** Extracted data follows **

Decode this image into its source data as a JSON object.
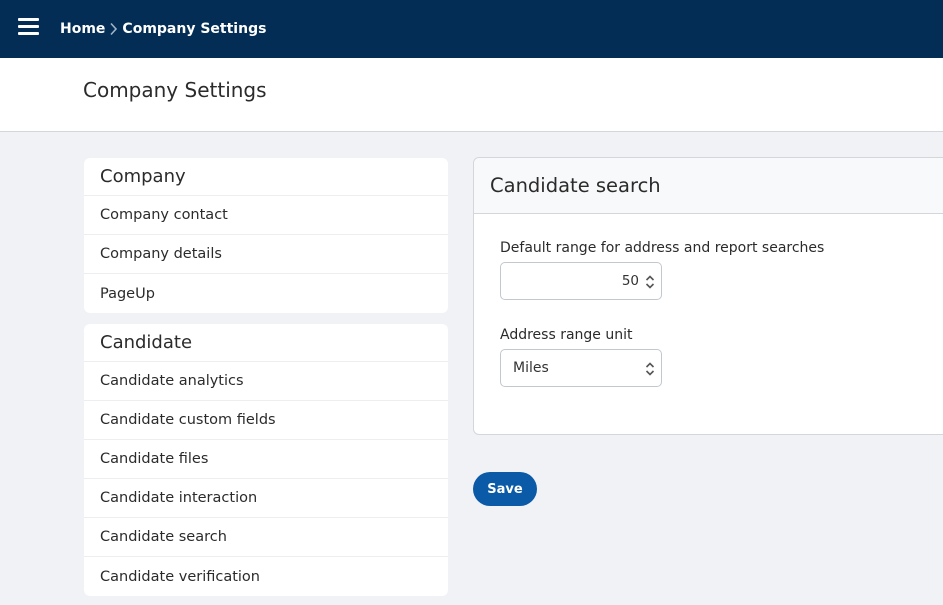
{
  "header": {
    "menu_icon": "hamburger-menu-icon",
    "breadcrumb": {
      "home": "Home",
      "separator_icon": "chevron-right-icon",
      "current": "Company Settings"
    }
  },
  "page": {
    "title": "Company Settings"
  },
  "sidebar": {
    "sections": [
      {
        "heading": "Company",
        "items": [
          "Company contact",
          "Company details",
          "PageUp"
        ]
      },
      {
        "heading": "Candidate",
        "items": [
          "Candidate analytics",
          "Candidate custom fields",
          "Candidate files",
          "Candidate interaction",
          "Candidate search",
          "Candidate verification"
        ]
      }
    ]
  },
  "panel": {
    "title": "Candidate search",
    "default_range": {
      "label": "Default range for address and report searches",
      "value": "50",
      "control_icon": "spinner-updown-icon"
    },
    "range_unit": {
      "label": "Address range unit",
      "selected": "Miles",
      "control_icon": "select-updown-icon"
    }
  },
  "actions": {
    "save_label": "Save"
  },
  "colors": {
    "topbar": "#032d54",
    "primary_button": "#0a5aa8",
    "page_background": "#f0f2f5"
  }
}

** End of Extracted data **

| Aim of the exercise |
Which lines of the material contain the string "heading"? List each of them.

| Reply |
        "heading": "Company",
        "heading": "Candidate",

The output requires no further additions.